According to Murphy High School officials, several gunshots were fired from a gun in the hands of a student, which sent the entire campus into lockdown Thursday afternoon.
The quick eye and reaction of several administrators may have saved the lives of hundreds of students and staff on campus.
Minutes after the first lunch bell, a sound of gunfire ignited a sense of panic across campus.
"I'm thinking im going to die, I don't want to die at school," 11th grader Ahanti Cole said.
"My son goes to Murphy and he called and said 'Mom someone is shooting,'" Murphy parent, Yolanda Evans, said.
Murphy High School's principal Joe Toomey said an immediate lockdown protocol was put in place right after an administrator spotted 16-year-old Jonah Neal with a gun.
Right away, three administrators initiated a chase to get Neal off campus, but Toomey says the student suddenly came to the back of the school and pulled out his gun.

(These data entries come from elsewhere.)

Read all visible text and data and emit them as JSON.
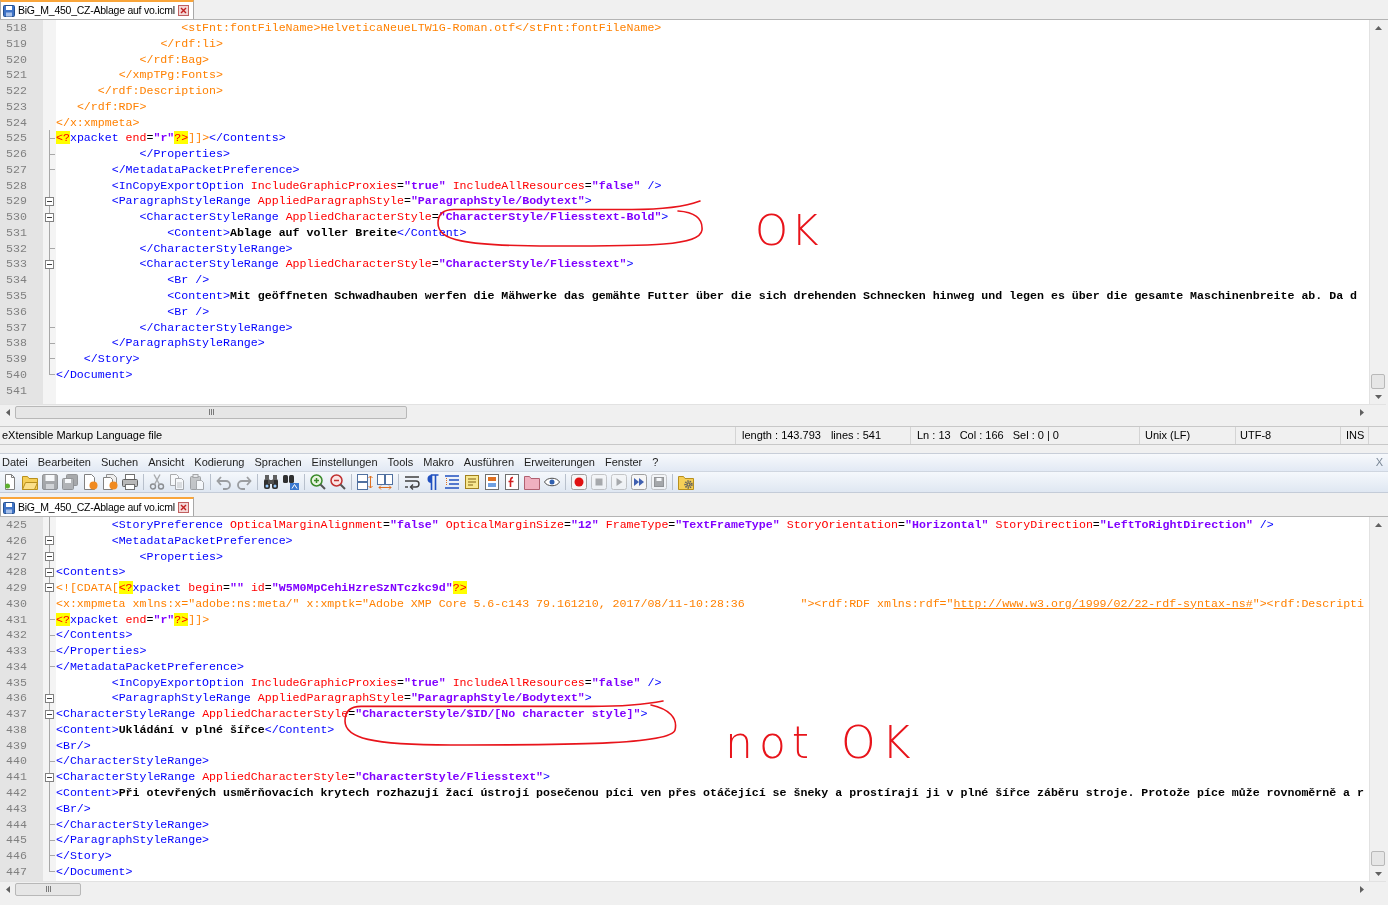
{
  "top_window": {
    "tabs": [
      {
        "label": "BiG_M_450_CZ-Ablage auf vo.icml",
        "selected": true
      }
    ],
    "editor": {
      "starts_in_cdata": true,
      "lines": [
        {
          "number": "518",
          "kind": "plain",
          "text": "                  <stFnt:fontFileName>HelveticaNeueLTW1G-Roman.otf</stFnt:fontFileName>"
        },
        {
          "number": "519",
          "kind": "plain",
          "text": "               </rdf:li>"
        },
        {
          "number": "520",
          "kind": "plain",
          "text": "            </rdf:Bag>"
        },
        {
          "number": "521",
          "kind": "plain",
          "text": "         </xmpTPg:Fonts>"
        },
        {
          "number": "522",
          "kind": "plain",
          "text": "      </rdf:Description>"
        },
        {
          "number": "523",
          "kind": "plain",
          "text": "   </rdf:RDF>"
        },
        {
          "number": "524",
          "kind": "plain",
          "text": "</x:xmpmeta>"
        },
        {
          "number": "525",
          "kind": "fold_end",
          "text": "<?xpacket end=\"r\"?>]]></Contents>"
        },
        {
          "number": "526",
          "kind": "fold_end",
          "text": "            </Properties>"
        },
        {
          "number": "527",
          "kind": "fold_end",
          "text": "        </MetadataPacketPreference>"
        },
        {
          "number": "528",
          "kind": "fold_body",
          "text": "        <InCopyExportOption IncludeGraphicProxies=\"true\" IncludeAllResources=\"false\" />"
        },
        {
          "number": "529",
          "kind": "fold_open",
          "text": "        <ParagraphStyleRange AppliedParagraphStyle=\"ParagraphStyle/Bodytext\">"
        },
        {
          "number": "530",
          "kind": "fold_open",
          "text": "            <CharacterStyleRange AppliedCharacterStyle=\"CharacterStyle/Fliesstext-Bold\">"
        },
        {
          "number": "531",
          "kind": "fold_body",
          "text": "                <Content>Ablage auf voller Breite</Content>"
        },
        {
          "number": "532",
          "kind": "fold_end",
          "text": "            </CharacterStyleRange>"
        },
        {
          "number": "533",
          "kind": "fold_open",
          "text": "            <CharacterStyleRange AppliedCharacterStyle=\"CharacterStyle/Fliesstext\">"
        },
        {
          "number": "534",
          "kind": "fold_body",
          "text": "                <Br />"
        },
        {
          "number": "535",
          "kind": "fold_body",
          "text": "                <Content>Mit geöffneten Schwadhauben werfen die Mähwerke das gemähte Futter über die sich drehenden Schnecken hinweg und legen es über die gesamte Maschinenbreite ab. Da d"
        },
        {
          "number": "536",
          "kind": "fold_body",
          "text": "                <Br />"
        },
        {
          "number": "537",
          "kind": "fold_end",
          "text": "            </CharacterStyleRange>"
        },
        {
          "number": "538",
          "kind": "fold_end",
          "text": "        </ParagraphStyleRange>"
        },
        {
          "number": "539",
          "kind": "fold_end",
          "text": "    </Story>"
        },
        {
          "number": "540",
          "kind": "fold_last",
          "text": "</Document>"
        },
        {
          "number": "541",
          "kind": "plain"
        }
      ],
      "annotation": {
        "text": "OK"
      }
    },
    "status_bar": {
      "file_type": "eXtensible Markup Language file",
      "length": "length : 143.793",
      "lines": "lines : 541",
      "position": "Ln : 13",
      "column": "Col : 166",
      "selection": "Sel : 0 | 0",
      "eol": "Unix (LF)",
      "encoding": "UTF-8",
      "mode": "INS"
    }
  },
  "bottom_window": {
    "menu": [
      "Datei",
      "Bearbeiten",
      "Suchen",
      "Ansicht",
      "Kodierung",
      "Sprachen",
      "Einstellungen",
      "Tools",
      "Makro",
      "Ausführen",
      "Erweiterungen",
      "Fenster",
      "?"
    ],
    "menu_close": "X",
    "toolbar": [
      {
        "kind": "new",
        "disabled": false
      },
      {
        "kind": "open",
        "disabled": false
      },
      {
        "kind": "save",
        "disabled": true
      },
      {
        "kind": "save_all",
        "disabled": true
      },
      {
        "kind": "close",
        "disabled": false
      },
      {
        "kind": "close_all",
        "disabled": false
      },
      {
        "kind": "print",
        "disabled": false
      },
      {
        "kind": "separator"
      },
      {
        "kind": "cut",
        "disabled": true
      },
      {
        "kind": "copy",
        "disabled": true
      },
      {
        "kind": "paste",
        "disabled": true
      },
      {
        "kind": "separator"
      },
      {
        "kind": "undo",
        "disabled": true
      },
      {
        "kind": "redo",
        "disabled": true
      },
      {
        "kind": "separator"
      },
      {
        "kind": "find",
        "disabled": false
      },
      {
        "kind": "replace",
        "disabled": false
      },
      {
        "kind": "separator"
      },
      {
        "kind": "zoom_in",
        "disabled": false
      },
      {
        "kind": "zoom_out",
        "disabled": false
      },
      {
        "kind": "separator"
      },
      {
        "kind": "sync_v",
        "disabled": false
      },
      {
        "kind": "sync_h",
        "disabled": false
      },
      {
        "kind": "separator"
      },
      {
        "kind": "wrap",
        "disabled": false
      },
      {
        "kind": "all_chars",
        "disabled": false
      },
      {
        "kind": "indent_guide",
        "disabled": false
      },
      {
        "kind": "udl",
        "disabled": false
      },
      {
        "kind": "doc_map",
        "disabled": false
      },
      {
        "kind": "func_list",
        "disabled": false
      },
      {
        "kind": "folder",
        "disabled": false
      },
      {
        "kind": "monitor",
        "disabled": false
      },
      {
        "kind": "separator"
      },
      {
        "kind": "record",
        "disabled": false
      },
      {
        "kind": "stop",
        "disabled": true
      },
      {
        "kind": "play",
        "disabled": true
      },
      {
        "kind": "play_multi",
        "disabled": false
      },
      {
        "kind": "save_macro",
        "disabled": true
      },
      {
        "kind": "separator"
      },
      {
        "kind": "plugin",
        "disabled": false
      }
    ],
    "tabs": [
      {
        "label": "BiG_M_450_CZ-Ablage auf vo.icml",
        "selected": true
      }
    ],
    "editor": {
      "starts_in_cdata": false,
      "lines": [
        {
          "number": "425",
          "kind": "fold_body",
          "text": "        <StoryPreference OpticalMarginAlignment=\"false\" OpticalMarginSize=\"12\" FrameType=\"TextFrameType\" StoryOrientation=\"Horizontal\" StoryDirection=\"LeftToRightDirection\" />"
        },
        {
          "number": "426",
          "kind": "fold_open",
          "text": "        <MetadataPacketPreference>"
        },
        {
          "number": "427",
          "kind": "fold_open",
          "text": "            <Properties>"
        },
        {
          "number": "428",
          "kind": "fold_open",
          "text": "<Contents>"
        },
        {
          "number": "429",
          "kind": "fold_open",
          "text": "<![CDATA[<?xpacket begin=\"\" id=\"W5M0MpCehiHzreSzNTczkc9d\"?>"
        },
        {
          "number": "430",
          "kind": "fold_body",
          "text": "<x:xmpmeta xmlns:x=\"adobe:ns:meta/\" x:xmptk=\"Adobe XMP Core 5.6-c143 79.161210, 2017/08/11-10:28:36        \"><rdf:RDF xmlns:rdf=\"http://www.w3.org/1999/02/22-rdf-syntax-ns#\"><rdf:Descripti"
        },
        {
          "number": "431",
          "kind": "fold_end",
          "text": "<?xpacket end=\"r\"?>]]>"
        },
        {
          "number": "432",
          "kind": "fold_end",
          "text": "</Contents>"
        },
        {
          "number": "433",
          "kind": "fold_end",
          "text": "</Properties>"
        },
        {
          "number": "434",
          "kind": "fold_end",
          "text": "</MetadataPacketPreference>"
        },
        {
          "number": "435",
          "kind": "fold_body",
          "text": "        <InCopyExportOption IncludeGraphicProxies=\"true\" IncludeAllResources=\"false\" />"
        },
        {
          "number": "436",
          "kind": "fold_open",
          "text": "        <ParagraphStyleRange AppliedParagraphStyle=\"ParagraphStyle/Bodytext\">"
        },
        {
          "number": "437",
          "kind": "fold_open",
          "text": "<CharacterStyleRange AppliedCharacterStyle=\"CharacterStyle/$ID/[No character style]\">"
        },
        {
          "number": "438",
          "kind": "fold_body",
          "text": "<Content>Ukládání v plné šířce</Content>"
        },
        {
          "number": "439",
          "kind": "fold_body",
          "text": "<Br/>"
        },
        {
          "number": "440",
          "kind": "fold_end",
          "text": "</CharacterStyleRange>"
        },
        {
          "number": "441",
          "kind": "fold_open",
          "text": "<CharacterStyleRange AppliedCharacterStyle=\"CharacterStyle/Fliesstext\">"
        },
        {
          "number": "442",
          "kind": "fold_body",
          "text": "<Content>Při otevřených usměrňovacích krytech rozhazují žací ústrojí posečenou píci ven přes otáčející se šneky a prostírají ji v plné šířce záběru stroje. Protože píce může rovnoměrně a r"
        },
        {
          "number": "443",
          "kind": "fold_body",
          "text": "<Br/>"
        },
        {
          "number": "444",
          "kind": "fold_end",
          "text": "</CharacterStyleRange>"
        },
        {
          "number": "445",
          "kind": "fold_end",
          "text": "</ParagraphStyleRange>"
        },
        {
          "number": "446",
          "kind": "fold_end",
          "text": "</Story>"
        },
        {
          "number": "447",
          "kind": "fold_last",
          "text": "</Document>"
        }
      ],
      "annotation": {
        "text": "not OK"
      }
    }
  }
}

"He shot five times, I guess to warn us off, but I can't say enough about their quick action and the things they did that kept this from being a problem," Murphy High School's Principal Joe Toomey said.
Toomey says his administrators were quickly able to catch Neal and get him into police custody.
After learning that all students were safe, loved ones say they felt an instant sigh of relief, but this situation still has them feeling uneasy.
"I said I need to come up here and get my brother as soon as possible because i do not want him around that," Murphy Alumni, Timayia Parker, said, adding "Anything could have happened, he could have got hurt."
After learning from their children that everything was okay, several parents told NBC 15 they were overcome with anger.
"I wondered why no one called from the school," Evans said adding, "When I did get to the school they said they notified everyone through Facebook. I don't think that's the proper way to do it."
NBC 15 took parent's concerns straight to Principal Toomey.
"Well that would be a mistake. I can show you records," Toomey said.
Principal Toomey showed us the Facebook post and the recorded audio message sent to all school emergency phone numbers on file. Then, he showed us the spread sheet showing how many parents the audio message reached.
"I had 1,108 parents that answered, 11 came up as busy, 94 people who blocked it, and the message went to 998 machines," Toomey pointed out.
Officials encourage parents to update the school on any new emergency contact numbers so they can keep you in the know.
Additionally, Toomey and Mobile County Public School Superintendennt Martha Peek report that Neal had an issue over the weekend with several other Murphy High School students.
On Monday, the school was alerted of this issue and took steps to resolve the problem then.